Hierarchical Average Precision Training for Pertinent Image Retrieval

Published in European Conference on Computer Vision (ECCV 2022), 2022

Image Retrieval is commonly evaluated with Average Precision (AP) or Recall@k. Yet, those metrics, are limited to binary labels and do not take into account errors’ severity. This paper introduces a new hierarchical AP training method for pertinent image retrieval (HAPPIER). HAPPIER is based on a new H-AP metric, which leverages a concept hierarchy to refine AP by integrating errors’ importance and better evaluate rankings. To train deep models with H-AP, we carefully study the problem’s structure and design a smooth lower bound surrogate combined with a clustering loss that ensures consistent ordering. Extensive experiments on 6 datasets show that HAPPIER significantly outperforms state-of-the-art methods for hierarchical retrieval, while being on par with the latest approaches when evaluating fine-grained ranking performances. Finally, we show that HAPPIER leads to better organization of the embedding space, and prevents most severe failure cases of non-hierarchical methods. Our code is publicly available at

Recommended citation: Ramzi, E., Audebert, N., Thome, N., Rambour, C., Bitot, X.: RHierarchical Average Precision Training for Pertinent Image Retrieval. In: European Conference on Computer Vision. Springer (2022).

Robust and Decomposable Average Precision for Image Retrieval

Published in Advances in Neural Information Processing Systems 35 (NeurIPS 2021), 2021

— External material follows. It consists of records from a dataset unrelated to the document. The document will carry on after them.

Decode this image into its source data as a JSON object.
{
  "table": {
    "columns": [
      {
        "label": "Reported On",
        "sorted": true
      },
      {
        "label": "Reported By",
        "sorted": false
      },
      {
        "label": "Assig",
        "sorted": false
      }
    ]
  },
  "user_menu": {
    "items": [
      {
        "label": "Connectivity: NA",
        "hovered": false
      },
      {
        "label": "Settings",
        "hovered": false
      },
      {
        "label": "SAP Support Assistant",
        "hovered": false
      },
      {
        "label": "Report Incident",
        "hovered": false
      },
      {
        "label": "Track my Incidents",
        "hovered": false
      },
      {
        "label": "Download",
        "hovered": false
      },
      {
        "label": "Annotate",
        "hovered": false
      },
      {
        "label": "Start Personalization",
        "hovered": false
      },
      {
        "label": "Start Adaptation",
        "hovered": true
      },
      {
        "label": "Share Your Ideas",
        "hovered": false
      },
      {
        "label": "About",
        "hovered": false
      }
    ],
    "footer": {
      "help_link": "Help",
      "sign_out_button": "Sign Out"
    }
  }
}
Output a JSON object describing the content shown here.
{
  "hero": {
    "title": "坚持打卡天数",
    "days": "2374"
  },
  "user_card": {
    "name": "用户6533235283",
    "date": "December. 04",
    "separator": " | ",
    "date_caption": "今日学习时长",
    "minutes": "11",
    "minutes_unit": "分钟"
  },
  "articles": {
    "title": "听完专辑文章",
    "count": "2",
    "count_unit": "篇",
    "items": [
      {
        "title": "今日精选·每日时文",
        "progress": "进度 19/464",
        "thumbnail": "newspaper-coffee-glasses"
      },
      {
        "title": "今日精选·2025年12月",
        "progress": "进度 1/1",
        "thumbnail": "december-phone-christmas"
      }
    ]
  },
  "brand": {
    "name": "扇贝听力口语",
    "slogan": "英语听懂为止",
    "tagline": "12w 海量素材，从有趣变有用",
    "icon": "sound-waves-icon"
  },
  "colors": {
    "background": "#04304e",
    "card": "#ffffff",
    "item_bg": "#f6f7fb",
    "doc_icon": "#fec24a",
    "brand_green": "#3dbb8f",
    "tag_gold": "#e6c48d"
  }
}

In image retrieval, standard evaluation metrics rely on score ranking, e.g. average precision (AP). In this paper, we introduce a method for robust and decomposable average precision (ROADMAP) addressing two major challenges for end-to-end training of deep neural networks with AP: non-differentiability and non-decomposability. Firstly, we propose a new differentiable approximation of the rank function, which provides an upper bound of the AP loss and ensures robust training. Secondly, we design a simple yet effective loss function to reduce the decomposability gap between the AP in the whole training set and its averaged batch approximation, for which we provide theoretical guarantees. Extensive experiments conducted on three image retrieval datasets show that ROADMAP outperforms several recent AP approximation methods and highlight the importance of our two contributions. Finally, using ROADMAP for training deep models yields very good performances, outperforming state-of-the-art results on the three datasets. Code and instructions to reproduce our results will be made publicly available at

Recommended citation: Ramzi, E., Thome, N., Rambour, C., Audebert, N., Bitot, X.: Robust and decomposable average precision for image retrieval. Advances in Neural Information Processing Systems 35 (2021).